**** DATA IN THIS EXERCISE ****

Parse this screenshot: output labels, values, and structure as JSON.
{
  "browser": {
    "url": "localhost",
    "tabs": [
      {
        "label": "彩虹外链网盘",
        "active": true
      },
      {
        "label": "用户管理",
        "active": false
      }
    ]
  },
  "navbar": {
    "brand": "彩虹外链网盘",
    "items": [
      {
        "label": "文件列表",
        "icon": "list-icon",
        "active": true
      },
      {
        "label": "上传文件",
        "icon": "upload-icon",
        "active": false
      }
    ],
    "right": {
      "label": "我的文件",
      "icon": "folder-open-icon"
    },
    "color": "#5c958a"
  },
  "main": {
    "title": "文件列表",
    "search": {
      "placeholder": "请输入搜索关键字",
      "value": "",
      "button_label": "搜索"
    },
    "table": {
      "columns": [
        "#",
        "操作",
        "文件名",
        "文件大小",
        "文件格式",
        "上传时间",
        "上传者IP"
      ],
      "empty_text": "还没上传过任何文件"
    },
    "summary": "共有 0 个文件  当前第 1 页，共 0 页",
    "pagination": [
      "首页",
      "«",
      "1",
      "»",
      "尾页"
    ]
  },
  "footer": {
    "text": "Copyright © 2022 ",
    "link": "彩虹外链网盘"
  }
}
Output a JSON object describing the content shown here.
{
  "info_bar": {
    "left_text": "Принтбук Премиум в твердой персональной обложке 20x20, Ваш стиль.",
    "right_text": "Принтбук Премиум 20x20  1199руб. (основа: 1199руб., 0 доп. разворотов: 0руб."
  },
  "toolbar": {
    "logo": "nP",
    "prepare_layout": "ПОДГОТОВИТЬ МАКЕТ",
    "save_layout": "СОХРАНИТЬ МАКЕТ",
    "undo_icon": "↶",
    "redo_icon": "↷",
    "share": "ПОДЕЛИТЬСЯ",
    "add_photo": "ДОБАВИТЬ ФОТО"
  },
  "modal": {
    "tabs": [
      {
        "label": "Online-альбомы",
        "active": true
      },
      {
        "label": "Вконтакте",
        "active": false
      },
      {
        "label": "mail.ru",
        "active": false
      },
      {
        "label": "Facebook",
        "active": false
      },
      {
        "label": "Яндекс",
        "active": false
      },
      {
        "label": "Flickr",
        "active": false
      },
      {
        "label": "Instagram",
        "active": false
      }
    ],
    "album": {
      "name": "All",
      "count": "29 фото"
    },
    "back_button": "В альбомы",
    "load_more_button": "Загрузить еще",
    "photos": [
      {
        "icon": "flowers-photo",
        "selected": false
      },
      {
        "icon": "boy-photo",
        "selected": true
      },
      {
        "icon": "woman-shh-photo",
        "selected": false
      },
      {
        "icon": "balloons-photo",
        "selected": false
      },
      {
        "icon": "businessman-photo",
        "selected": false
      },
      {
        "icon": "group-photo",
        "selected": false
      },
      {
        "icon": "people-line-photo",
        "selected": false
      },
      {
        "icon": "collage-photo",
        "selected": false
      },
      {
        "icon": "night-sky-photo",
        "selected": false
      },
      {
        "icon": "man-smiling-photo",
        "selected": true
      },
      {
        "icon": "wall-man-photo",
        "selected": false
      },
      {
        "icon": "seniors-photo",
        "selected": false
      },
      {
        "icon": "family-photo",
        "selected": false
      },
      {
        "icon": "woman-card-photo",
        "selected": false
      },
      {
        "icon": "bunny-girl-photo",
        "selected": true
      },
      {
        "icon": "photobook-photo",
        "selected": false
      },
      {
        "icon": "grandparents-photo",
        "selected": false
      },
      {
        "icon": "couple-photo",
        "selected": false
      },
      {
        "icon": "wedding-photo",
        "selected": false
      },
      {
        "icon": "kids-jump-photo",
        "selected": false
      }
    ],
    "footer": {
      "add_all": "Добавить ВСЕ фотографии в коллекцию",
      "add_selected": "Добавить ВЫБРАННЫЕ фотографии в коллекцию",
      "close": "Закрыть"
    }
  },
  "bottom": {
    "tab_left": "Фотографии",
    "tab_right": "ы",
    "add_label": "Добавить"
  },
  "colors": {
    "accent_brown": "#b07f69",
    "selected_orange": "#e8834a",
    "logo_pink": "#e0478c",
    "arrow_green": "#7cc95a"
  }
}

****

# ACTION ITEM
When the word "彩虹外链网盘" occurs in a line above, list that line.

# SOLUTION
        "label": "彩虹外链网盘",
    "brand": "彩虹外链网盘",
    "link": "彩虹外链网盘"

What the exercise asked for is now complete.